Haitian superstar Wesli, a longtime Canada resident, is preparing a new two-album series — Tradisyon — which is to be an exploration of authentic and modern approaches to Haitian roots music. This second preview single follows the new direction of the music, blending the electronic with the traditional. Dubstep meets a modern African pulse — provided by pioneering African DJ and producer AfrotroniX — and Haitian yanvalou rhythms, Voudou chants and rara drums to create a sound that has a global tag and an Afro-Caribbean heart. The song, sung both in English and Kreyòl, is described as a message of resilience and a song of courage for his countryfolk who cross the border to the Dominican Republic because of the insecure nature of Haiti. You have to know where you from / To know where you gwan / You got to do what you say / Keep your promise every day. This song is the cutting edge of new Caribbean music sound.
Loco For The Coco — Keba
Trinidadian singer Keba, now Florida-based, has released an anthem for women of colour on this new single. With a title that hints in a calypso-like double entendre way at carnal desire and awe, the song’s narrative differs. Musically described as “a cross-cultural fusion of island music with elements of R&B/hip-hop”, the song is paced just slow enough for the message of women’s sexual agency and marginalisation in America to get through.

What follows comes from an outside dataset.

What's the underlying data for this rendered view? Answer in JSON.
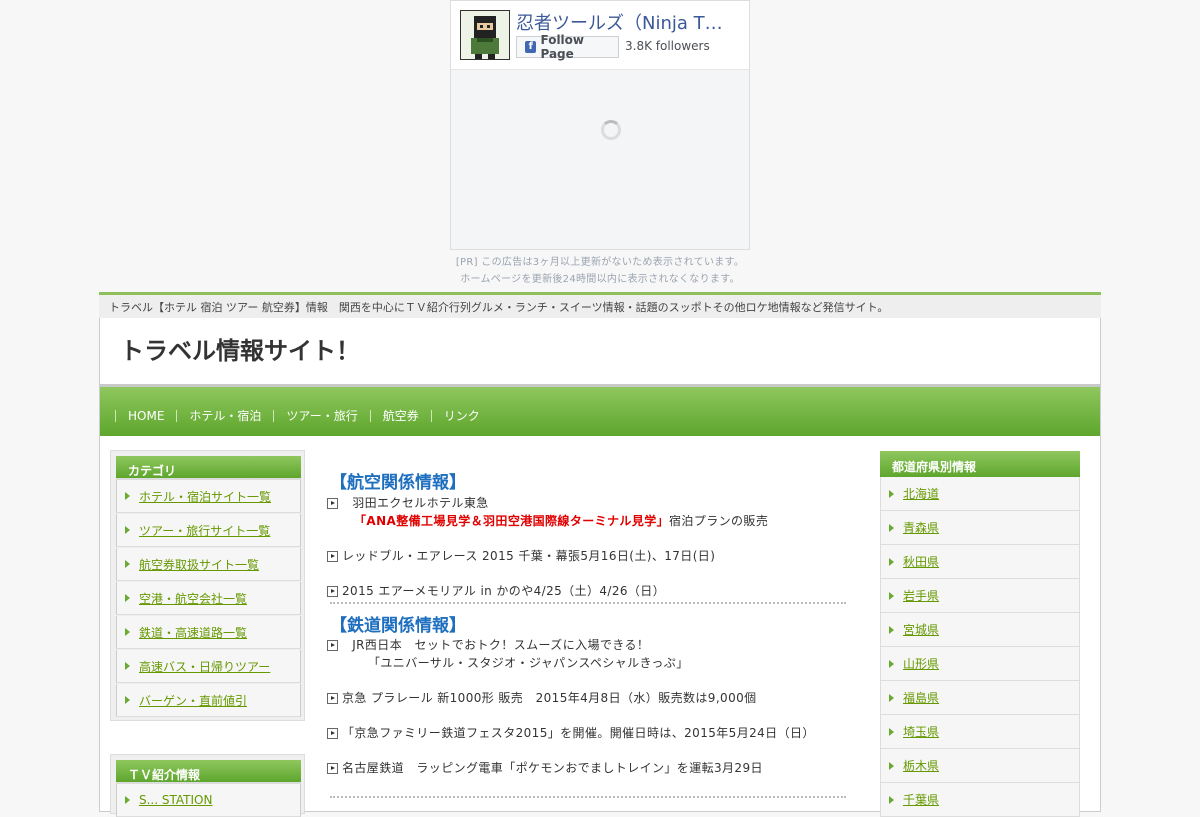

Her accompanying video utilises the folklore character of the La Diablesse, an anti-heroine temptress, as a visual metaphor to remind all men of the “look, don’t touch, or else” directive. She raps: So, miss me with the colour-blind compliments / Act like you know a thing or two about immigrants / All this talk about my pretty little accent / I don’t need a man, I need a new President / Or was I in your wet dreams, in 2016 / When you voted to make America great again, huh? BOOM! Mic drop.
© 2022, Nigel A. Campbell. All Rights Reserved.